That continues, with no end in sight. So the challenge for EMS and rescue systems today shapes up much differently than a decade ago. Today, it’s not about getting, but about sustaining what we have. It’s about maintenance—keeping up capabilities and the level of preparedness communities expect and deserve, even as revenues dwindle and operations are stretched. That may ultimately prove the tougher task.
On the occasion of the 10th anniversary of 9/11, EMS World surveyed six top EMS leaders about what’s changed for the better, what’s not changed enough, and how we might navigate an uncertain future in a world that’s still plenty threatening. There aren’t a lot of easy answers—so perhaps we’d better get busy on the hard ones.
President, National Association of Emergency Medical Technicians; Captain, Johnson Co. Med-Act (Kan.)
Coming out of 9/11, what did you see as the greatest needs for EMS in its preparedness for terrorism and major MCIs?

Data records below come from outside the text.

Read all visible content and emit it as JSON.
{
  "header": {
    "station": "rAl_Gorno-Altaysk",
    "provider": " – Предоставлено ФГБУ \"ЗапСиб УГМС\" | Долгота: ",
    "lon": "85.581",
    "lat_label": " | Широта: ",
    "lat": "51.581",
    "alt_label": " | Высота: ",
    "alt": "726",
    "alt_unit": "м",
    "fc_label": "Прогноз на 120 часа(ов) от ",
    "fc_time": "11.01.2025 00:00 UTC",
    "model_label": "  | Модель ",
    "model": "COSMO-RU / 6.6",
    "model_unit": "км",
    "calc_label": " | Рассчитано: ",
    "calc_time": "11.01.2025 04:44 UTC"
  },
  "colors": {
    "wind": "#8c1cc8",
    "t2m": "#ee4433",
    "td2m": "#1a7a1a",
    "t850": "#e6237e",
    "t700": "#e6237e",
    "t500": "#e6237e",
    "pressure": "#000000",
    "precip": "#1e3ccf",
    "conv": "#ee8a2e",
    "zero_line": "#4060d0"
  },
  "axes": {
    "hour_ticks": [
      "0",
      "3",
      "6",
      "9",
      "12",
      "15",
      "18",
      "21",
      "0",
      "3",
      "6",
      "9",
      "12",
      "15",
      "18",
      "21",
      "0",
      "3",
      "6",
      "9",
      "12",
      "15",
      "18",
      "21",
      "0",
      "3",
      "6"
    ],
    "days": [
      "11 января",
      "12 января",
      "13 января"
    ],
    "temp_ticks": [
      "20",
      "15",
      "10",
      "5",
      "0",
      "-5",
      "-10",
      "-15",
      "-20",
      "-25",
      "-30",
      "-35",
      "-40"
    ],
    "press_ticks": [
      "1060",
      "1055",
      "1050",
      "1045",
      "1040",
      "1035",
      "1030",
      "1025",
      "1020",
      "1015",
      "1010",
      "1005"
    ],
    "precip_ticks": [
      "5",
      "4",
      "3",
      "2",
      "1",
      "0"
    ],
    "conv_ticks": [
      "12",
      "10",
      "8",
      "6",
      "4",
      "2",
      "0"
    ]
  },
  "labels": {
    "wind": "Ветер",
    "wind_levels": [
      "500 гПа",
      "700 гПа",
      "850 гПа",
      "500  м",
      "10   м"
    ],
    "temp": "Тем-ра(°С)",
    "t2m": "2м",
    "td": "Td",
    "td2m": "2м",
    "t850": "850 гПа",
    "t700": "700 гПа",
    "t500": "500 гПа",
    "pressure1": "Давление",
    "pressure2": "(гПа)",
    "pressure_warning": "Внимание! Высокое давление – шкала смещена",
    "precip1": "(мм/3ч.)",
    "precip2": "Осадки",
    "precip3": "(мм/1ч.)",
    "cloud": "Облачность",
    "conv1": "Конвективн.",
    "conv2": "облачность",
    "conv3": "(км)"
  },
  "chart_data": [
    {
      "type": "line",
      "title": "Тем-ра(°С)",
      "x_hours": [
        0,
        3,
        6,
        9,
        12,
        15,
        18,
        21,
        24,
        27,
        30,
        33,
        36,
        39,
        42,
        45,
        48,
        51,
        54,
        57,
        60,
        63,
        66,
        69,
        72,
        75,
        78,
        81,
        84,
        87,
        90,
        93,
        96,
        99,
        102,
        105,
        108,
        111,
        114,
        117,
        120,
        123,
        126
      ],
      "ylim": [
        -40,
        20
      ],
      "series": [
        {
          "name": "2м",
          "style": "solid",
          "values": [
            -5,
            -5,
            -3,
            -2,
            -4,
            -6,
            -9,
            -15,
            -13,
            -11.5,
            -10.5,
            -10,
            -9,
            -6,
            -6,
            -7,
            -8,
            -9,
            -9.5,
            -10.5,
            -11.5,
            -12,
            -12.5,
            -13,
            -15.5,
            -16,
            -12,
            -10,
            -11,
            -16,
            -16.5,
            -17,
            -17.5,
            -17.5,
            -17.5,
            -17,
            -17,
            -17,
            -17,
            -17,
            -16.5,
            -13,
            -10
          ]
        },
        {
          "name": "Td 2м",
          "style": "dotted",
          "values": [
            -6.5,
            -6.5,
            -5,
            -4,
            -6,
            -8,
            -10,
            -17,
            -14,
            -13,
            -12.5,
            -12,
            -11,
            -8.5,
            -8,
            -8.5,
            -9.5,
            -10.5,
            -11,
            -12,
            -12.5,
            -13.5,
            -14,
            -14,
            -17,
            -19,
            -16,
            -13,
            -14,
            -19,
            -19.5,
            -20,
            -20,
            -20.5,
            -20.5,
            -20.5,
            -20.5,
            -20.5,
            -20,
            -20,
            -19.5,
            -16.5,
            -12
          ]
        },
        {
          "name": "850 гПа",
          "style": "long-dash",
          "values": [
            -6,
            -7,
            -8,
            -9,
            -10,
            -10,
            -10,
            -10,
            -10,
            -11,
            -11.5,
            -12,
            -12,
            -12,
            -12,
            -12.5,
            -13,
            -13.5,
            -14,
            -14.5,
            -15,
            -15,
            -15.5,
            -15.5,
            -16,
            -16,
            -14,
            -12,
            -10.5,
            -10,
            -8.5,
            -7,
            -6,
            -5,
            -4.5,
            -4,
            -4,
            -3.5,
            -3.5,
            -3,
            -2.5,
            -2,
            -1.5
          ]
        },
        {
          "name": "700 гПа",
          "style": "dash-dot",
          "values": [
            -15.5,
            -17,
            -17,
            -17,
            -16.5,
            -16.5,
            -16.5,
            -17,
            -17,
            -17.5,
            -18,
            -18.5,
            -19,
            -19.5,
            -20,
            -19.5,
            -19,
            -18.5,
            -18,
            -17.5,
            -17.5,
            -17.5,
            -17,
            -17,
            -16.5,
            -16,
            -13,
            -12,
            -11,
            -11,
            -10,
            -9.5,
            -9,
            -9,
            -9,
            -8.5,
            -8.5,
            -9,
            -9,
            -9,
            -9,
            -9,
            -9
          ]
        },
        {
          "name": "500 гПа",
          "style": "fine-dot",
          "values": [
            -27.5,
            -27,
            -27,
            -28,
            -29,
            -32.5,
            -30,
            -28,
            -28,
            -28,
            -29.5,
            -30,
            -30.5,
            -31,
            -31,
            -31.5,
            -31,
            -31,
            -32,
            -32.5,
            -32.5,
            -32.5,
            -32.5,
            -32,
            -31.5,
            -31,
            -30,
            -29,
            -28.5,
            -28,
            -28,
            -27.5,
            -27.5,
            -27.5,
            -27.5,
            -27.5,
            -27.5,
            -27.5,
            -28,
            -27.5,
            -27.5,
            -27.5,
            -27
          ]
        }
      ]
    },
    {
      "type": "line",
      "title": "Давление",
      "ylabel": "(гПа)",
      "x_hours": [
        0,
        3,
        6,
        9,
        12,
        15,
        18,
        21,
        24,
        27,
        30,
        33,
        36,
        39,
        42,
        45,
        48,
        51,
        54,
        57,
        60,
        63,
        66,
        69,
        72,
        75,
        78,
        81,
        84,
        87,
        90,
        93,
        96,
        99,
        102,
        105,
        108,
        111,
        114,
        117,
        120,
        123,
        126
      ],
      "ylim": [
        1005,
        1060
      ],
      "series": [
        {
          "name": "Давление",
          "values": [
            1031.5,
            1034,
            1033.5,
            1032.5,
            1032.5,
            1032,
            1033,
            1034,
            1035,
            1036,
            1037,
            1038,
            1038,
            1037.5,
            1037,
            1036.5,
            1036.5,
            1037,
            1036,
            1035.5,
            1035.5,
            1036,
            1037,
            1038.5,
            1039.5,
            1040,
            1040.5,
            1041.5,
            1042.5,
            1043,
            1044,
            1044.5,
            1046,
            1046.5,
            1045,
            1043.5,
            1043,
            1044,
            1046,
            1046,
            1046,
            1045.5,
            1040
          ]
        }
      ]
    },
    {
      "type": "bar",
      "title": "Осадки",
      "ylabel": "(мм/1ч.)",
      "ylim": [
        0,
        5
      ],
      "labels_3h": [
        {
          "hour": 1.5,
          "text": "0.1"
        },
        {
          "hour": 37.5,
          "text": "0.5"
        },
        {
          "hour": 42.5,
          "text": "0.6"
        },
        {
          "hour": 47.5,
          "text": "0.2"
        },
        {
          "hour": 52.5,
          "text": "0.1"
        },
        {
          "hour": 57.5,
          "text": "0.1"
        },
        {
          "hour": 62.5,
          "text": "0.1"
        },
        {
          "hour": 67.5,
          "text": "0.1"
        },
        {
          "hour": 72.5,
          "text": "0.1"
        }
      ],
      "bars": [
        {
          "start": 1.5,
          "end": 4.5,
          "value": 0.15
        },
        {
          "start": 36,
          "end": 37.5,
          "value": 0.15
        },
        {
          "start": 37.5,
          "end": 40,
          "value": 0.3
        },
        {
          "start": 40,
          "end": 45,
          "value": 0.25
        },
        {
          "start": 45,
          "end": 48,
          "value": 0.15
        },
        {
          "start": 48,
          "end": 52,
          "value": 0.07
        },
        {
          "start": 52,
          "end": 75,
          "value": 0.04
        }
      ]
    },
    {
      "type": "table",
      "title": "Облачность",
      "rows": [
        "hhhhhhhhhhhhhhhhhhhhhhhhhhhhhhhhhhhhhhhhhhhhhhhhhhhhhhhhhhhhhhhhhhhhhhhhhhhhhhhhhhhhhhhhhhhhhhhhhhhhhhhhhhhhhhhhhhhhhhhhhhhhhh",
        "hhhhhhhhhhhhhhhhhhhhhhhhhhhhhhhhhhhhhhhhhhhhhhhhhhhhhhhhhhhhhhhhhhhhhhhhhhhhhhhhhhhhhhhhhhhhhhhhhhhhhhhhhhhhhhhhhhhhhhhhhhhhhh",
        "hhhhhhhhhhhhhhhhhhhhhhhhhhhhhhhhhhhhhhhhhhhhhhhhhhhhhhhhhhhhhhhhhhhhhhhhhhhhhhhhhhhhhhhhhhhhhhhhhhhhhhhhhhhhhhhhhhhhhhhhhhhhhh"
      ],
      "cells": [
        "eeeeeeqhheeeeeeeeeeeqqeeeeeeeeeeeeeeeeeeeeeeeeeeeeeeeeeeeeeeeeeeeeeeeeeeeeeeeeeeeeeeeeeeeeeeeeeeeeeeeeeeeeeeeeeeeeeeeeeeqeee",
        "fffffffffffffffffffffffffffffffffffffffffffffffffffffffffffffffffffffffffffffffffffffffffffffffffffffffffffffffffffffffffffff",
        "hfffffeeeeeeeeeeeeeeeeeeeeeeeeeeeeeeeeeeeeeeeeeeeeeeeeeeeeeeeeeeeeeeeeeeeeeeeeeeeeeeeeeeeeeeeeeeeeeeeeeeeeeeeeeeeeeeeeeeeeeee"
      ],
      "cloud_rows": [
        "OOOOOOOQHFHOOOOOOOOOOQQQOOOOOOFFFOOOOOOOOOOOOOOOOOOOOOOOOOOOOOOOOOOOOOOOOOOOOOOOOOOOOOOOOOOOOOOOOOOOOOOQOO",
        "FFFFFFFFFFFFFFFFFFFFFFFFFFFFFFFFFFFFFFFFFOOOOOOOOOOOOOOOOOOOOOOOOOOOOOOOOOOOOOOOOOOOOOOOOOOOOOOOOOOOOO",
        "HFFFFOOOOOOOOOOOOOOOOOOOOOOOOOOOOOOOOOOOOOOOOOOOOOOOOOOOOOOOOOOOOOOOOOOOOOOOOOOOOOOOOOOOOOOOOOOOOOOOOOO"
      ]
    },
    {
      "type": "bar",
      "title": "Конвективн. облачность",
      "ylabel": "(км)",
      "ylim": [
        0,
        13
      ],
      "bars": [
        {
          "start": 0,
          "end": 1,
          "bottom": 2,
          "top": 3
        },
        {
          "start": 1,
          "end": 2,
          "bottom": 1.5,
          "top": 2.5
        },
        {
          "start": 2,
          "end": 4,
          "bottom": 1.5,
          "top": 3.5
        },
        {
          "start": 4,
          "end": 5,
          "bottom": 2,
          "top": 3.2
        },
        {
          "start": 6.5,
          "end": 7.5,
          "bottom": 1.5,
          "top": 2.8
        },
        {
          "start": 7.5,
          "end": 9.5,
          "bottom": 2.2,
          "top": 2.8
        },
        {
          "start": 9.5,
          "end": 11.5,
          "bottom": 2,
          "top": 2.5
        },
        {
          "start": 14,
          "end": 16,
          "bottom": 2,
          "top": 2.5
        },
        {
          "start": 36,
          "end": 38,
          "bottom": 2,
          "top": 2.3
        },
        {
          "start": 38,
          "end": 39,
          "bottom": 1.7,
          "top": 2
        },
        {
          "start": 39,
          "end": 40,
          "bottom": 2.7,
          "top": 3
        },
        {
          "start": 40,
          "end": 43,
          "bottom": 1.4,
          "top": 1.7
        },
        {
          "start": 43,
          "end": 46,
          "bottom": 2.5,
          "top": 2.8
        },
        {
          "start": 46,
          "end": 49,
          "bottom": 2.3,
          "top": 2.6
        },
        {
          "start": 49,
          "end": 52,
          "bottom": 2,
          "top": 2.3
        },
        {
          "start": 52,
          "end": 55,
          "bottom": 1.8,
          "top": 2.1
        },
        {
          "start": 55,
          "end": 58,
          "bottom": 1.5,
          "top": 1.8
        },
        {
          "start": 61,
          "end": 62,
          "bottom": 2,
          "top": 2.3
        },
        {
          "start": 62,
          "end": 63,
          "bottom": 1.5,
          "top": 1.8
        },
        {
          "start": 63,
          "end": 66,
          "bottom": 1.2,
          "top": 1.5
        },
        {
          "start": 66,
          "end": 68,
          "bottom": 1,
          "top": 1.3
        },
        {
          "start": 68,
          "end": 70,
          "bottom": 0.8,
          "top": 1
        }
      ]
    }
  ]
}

It was a wake-up call for all of us. I think that was hard for some people to get their minds around the fact that we might not be safe or welcome on scenes—that someone might try to hurt us. And I think it became clear that we weren’t really prepared to deal with mass casualties, and having that many patients at a time, and we were not ready to deal with our own losses of the magnitude we experienced that day.
How would you evaluate our preparedness efforts over the last 10 years? Where are we better off today, and where have we fallen short?
I think a lot of EMS agencies have made and improved their plans for what to do in catastrophic situations such as that. There has been some help from the federal government to obtain equipment and training for those things. But I don’t think we’re as prepared as we need to be yet. There are a number of agencies that still don’t have the proper equipment and training to deal with those kinds of situations.
What’s changed the most for you locally there in Johnson County?
Well, even before 2001 we were doing mass-casualty drills. So we just magnified those a bit, and we were able to get appropriate equipment—monitoring equipment and protective gear and things like that—through grants. We’re fortunate to be a government-based service; that gives us an advantage in getting grants and equipment and training that some private and hospital-based ambulances don’t have. There’s still a disconnect on that.
Do you see any of our gains being threatened by cutbacks in this tough economy? How should we go about sustaining what we’ve achieved?
The only way we can sustain what we’ve achieved is to continue to advocate for protecting our level of preparedness. I don’t think we can focus completely on 9/11-type disasters; we have disasters every day in communities across the country. I live in a town of 300 people, so for a small service like mine, a mass-casualty situation might be a big accident with 10 patients, because that would really tax our resources.